A lot or a little?
The parents' guide to what's in this book.
What parents need to know
- Parents say
- Kids say
What's the story?
Entering seventh grade at her upscale private school, nothing's going right for Kirsten. Her parents aren't speaking to each other, her best friend, Rory, has abandoned her for the mean social queen bee of their grade, and she's gained 30 pounds in the last few months. But on the first day she meets new kid Walk -- one of the very few African-Americans at her school -- and they soon strike up a friendship.
Kirsten's mother isn't happy about this new friendship and advises her to "be one of the crowd." Perhaps a new pair of boots from Nordstrom's will help. But when a shocking family secret -- the source of the friction between her parents -- is revealed, it's Kirsten's good heart and common sense that will pull them through.
Is it any good?
This shouldn't work. First of all, the "fat girl abandoned by friend for popular mean girl" plot has been done -- to death. Second, the story hinges on an unlikely melodramatic coincidence that comes out of left field. Add in an awkward structure of alternating chapters about Kirsten and Walk -- the former in first person, the latter in third -- and you should have a mess.
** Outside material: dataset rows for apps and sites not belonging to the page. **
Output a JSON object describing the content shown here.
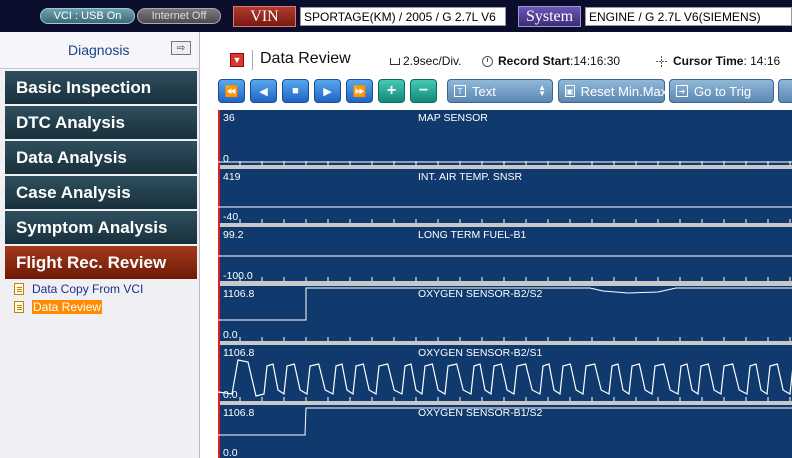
{
  "topbar": {
    "vci_status": "VCI : USB On",
    "internet_status": "Internet Off",
    "vin_tag": "VIN",
    "vin_value": "SPORTAGE(KM) / 2005 / G 2.7L V6",
    "system_tag": "System",
    "system_value": "ENGINE / G 2.7L V6(SIEMENS)"
  },
  "sidebar": {
    "title": "Diagnosis",
    "toggle_icon": "collapse-sidebar-icon",
    "menu": [
      {
        "label": "Basic Inspection"
      },
      {
        "label": "DTC Analysis"
      },
      {
        "label": "Data Analysis"
      },
      {
        "label": "Case Analysis"
      },
      {
        "label": "Symptom Analysis"
      },
      {
        "label": "Flight Rec. Review"
      }
    ],
    "submenu": [
      {
        "label": "Data Copy From VCI"
      },
      {
        "label": "Data Review"
      }
    ]
  },
  "header": {
    "title": "Data Review",
    "scale": "2.9sec/Div.",
    "record_start_label": "Record Start",
    "record_start_value": ":14:16:30",
    "cursor_time_label": "Cursor Time",
    "cursor_time_value": ": 14:16"
  },
  "toolbar": {
    "buttons": [
      "⏪",
      "◀",
      "■",
      "▶",
      "⏩",
      "+",
      "−"
    ],
    "text_label": "Text",
    "reset_label": "Reset Min.Max.",
    "go_trig_label": "Go to Trig"
  },
  "lanes": [
    {
      "name": "MAP SENSOR",
      "max": "36",
      "min": "0"
    },
    {
      "name": "INT. AIR TEMP. SNSR",
      "max": "419",
      "min": "-40"
    },
    {
      "name": "LONG TERM FUEL-B1",
      "max": "99.2",
      "min": "-100.0"
    },
    {
      "name": "OXYGEN SENSOR-B2/S2",
      "max": "1106.8",
      "min": "0.0"
    },
    {
      "name": "OXYGEN SENSOR-B2/S1",
      "max": "1106.8",
      "min": "0.0"
    },
    {
      "name": "OXYGEN SENSOR-B1/S2",
      "max": "1106.8",
      "min": "0.0"
    }
  ],
  "colors": {
    "graph_bg": "#103a6e",
    "menu_bg": "#24404d",
    "menu_active": "#8a2a10",
    "selected_item": "#ff8c00"
  }
}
But author Gennifer Choldenko, who won a Newbery Honor two years ago for Al Capone Does My Shirts, knows how to draw readers in and keep them there. Kirsten and Walk are winning protagonists (and Kirsten's voice is snappy-humorous), the short alternating chapters keep readers wanting more, and, just when you think you know where it's all going, the big coincidence adds a fascinating level of complexity. For a book with so little action, it's awfully hard to put down.